TASK DETAILS. Find the word "JSON" in the listing, and copy out each line where it turns up.

DATA UNDER STUDY.
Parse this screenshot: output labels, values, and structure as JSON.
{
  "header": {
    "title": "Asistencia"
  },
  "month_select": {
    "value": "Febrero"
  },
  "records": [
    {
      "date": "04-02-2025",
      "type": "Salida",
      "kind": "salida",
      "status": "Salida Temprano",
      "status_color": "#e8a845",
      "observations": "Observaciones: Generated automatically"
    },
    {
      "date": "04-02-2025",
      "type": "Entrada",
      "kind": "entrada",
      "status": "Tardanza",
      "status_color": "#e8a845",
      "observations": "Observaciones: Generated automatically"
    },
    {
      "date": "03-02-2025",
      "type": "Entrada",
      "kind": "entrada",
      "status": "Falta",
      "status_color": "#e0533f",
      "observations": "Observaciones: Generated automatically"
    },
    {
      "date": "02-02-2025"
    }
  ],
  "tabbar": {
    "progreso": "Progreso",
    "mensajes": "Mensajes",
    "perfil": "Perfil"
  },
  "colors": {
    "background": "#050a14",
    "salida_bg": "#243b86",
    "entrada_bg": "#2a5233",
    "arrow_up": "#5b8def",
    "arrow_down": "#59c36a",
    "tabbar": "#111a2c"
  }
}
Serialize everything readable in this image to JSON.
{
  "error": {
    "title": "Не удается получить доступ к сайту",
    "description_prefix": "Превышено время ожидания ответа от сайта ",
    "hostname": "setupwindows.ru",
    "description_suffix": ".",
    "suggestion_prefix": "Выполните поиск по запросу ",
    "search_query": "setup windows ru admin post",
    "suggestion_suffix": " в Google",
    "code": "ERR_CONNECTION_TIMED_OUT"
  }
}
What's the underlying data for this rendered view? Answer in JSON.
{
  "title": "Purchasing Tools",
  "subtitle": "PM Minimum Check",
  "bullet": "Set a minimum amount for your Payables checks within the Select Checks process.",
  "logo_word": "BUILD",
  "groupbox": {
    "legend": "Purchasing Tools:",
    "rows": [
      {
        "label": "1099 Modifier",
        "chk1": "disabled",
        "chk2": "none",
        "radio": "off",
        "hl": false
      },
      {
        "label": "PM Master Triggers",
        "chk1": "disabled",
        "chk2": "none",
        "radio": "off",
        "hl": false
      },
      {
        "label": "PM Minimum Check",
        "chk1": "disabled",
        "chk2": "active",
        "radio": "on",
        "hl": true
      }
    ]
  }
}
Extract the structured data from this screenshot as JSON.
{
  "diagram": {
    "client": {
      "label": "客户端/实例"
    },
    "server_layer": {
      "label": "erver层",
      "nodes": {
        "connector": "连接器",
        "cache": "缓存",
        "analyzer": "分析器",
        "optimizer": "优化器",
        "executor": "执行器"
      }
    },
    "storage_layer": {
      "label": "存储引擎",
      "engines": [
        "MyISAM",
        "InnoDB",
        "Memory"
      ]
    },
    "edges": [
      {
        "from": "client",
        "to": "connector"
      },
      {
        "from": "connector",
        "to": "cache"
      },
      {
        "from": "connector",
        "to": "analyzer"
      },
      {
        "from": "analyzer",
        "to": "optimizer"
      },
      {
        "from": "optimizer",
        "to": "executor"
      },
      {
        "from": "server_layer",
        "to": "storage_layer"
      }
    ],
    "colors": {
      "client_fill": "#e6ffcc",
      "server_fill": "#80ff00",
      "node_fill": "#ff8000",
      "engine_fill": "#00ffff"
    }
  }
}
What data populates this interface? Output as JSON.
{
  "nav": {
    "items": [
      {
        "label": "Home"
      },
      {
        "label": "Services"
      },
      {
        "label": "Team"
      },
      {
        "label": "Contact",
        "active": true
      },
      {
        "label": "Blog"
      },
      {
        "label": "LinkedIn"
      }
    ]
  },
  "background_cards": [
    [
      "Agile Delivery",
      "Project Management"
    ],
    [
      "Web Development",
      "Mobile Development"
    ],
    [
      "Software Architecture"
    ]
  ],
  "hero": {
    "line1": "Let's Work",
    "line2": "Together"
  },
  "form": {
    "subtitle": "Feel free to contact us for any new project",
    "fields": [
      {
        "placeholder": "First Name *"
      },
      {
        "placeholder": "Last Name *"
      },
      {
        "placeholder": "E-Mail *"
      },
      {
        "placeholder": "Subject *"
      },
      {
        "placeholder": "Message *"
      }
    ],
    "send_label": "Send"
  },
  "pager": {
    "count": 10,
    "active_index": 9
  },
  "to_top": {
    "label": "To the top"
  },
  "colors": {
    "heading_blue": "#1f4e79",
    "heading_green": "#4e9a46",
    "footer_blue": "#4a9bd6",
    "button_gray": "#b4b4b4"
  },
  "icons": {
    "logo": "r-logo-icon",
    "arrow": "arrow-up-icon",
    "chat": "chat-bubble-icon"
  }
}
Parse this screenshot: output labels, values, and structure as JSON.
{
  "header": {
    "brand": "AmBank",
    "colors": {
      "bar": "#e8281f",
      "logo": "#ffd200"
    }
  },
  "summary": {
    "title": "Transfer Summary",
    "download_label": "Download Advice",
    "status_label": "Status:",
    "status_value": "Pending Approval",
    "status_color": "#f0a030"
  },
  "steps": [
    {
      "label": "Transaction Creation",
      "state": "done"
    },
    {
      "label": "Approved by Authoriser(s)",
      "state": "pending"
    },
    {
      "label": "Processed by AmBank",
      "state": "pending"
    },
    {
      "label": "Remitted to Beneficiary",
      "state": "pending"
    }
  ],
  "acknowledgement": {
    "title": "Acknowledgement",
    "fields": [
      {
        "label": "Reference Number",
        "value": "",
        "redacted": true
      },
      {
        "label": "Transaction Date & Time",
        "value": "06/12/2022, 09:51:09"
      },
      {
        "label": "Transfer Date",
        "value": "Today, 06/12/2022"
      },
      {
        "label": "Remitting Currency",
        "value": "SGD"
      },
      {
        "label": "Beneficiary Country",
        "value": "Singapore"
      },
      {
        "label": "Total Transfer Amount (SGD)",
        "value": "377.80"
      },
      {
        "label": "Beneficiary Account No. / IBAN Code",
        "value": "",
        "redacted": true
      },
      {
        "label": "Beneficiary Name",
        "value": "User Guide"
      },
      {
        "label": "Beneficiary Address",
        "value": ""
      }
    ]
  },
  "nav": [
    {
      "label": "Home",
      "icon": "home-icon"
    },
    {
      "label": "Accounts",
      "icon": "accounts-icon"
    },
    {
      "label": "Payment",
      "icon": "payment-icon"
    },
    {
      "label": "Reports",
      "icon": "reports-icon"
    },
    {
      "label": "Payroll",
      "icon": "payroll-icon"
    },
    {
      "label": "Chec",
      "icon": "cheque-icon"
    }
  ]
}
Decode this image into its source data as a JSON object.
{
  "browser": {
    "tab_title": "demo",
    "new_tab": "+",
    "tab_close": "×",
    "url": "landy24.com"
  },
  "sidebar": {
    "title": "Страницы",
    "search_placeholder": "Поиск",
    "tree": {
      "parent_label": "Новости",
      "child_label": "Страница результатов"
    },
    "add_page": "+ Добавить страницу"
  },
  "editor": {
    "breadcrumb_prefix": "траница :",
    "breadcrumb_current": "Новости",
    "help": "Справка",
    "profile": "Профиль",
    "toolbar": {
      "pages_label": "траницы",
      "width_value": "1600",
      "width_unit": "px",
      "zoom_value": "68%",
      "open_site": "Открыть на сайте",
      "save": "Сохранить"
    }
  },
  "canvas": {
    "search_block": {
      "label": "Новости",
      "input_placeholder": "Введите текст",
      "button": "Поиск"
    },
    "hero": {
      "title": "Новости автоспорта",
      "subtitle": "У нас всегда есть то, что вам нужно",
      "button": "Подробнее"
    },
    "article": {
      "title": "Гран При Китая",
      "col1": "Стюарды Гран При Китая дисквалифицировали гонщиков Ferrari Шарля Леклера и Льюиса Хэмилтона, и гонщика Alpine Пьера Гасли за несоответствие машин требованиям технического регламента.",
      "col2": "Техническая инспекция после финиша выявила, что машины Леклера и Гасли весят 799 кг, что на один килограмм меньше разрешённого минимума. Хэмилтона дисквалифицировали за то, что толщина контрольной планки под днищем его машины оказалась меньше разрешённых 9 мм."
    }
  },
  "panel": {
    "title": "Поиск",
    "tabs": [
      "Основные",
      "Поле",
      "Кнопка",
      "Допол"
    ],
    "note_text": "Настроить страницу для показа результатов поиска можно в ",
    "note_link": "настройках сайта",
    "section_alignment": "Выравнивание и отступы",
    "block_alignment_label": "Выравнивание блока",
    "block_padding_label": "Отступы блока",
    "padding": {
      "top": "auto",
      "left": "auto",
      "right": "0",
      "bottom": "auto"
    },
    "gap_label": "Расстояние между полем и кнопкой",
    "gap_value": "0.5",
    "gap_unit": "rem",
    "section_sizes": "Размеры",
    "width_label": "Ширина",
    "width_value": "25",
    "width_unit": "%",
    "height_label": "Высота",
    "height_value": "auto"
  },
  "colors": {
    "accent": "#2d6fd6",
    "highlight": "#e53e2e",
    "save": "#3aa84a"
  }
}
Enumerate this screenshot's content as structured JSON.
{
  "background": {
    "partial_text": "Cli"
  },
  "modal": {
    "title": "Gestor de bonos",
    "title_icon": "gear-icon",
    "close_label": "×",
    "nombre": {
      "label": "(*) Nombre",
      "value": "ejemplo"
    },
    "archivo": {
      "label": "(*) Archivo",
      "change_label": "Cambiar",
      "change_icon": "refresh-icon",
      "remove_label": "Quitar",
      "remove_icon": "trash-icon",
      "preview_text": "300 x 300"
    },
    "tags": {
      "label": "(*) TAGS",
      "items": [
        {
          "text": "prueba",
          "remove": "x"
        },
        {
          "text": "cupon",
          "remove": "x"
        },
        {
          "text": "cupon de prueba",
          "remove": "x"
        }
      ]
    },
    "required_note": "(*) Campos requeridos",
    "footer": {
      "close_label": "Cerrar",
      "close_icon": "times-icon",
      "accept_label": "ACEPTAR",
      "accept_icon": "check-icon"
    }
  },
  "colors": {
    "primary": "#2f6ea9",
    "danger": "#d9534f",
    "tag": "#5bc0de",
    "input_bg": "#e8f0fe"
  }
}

ANSWER TO THE PROBLEM.
Parse this screenshot: output labels, values, and structure as JSON.
Serialize everything readable in this image to JSON.
What's the underlying data for this rendered view? Answer in JSON.
Extract the structured data from this screenshot as JSON.
What data populates this interface? Output as JSON.
Parse this screenshot: output labels, values, and structure as JSON.
Decode this image into its source data as a JSON object.
Enumerate this screenshot's content as structured JSON.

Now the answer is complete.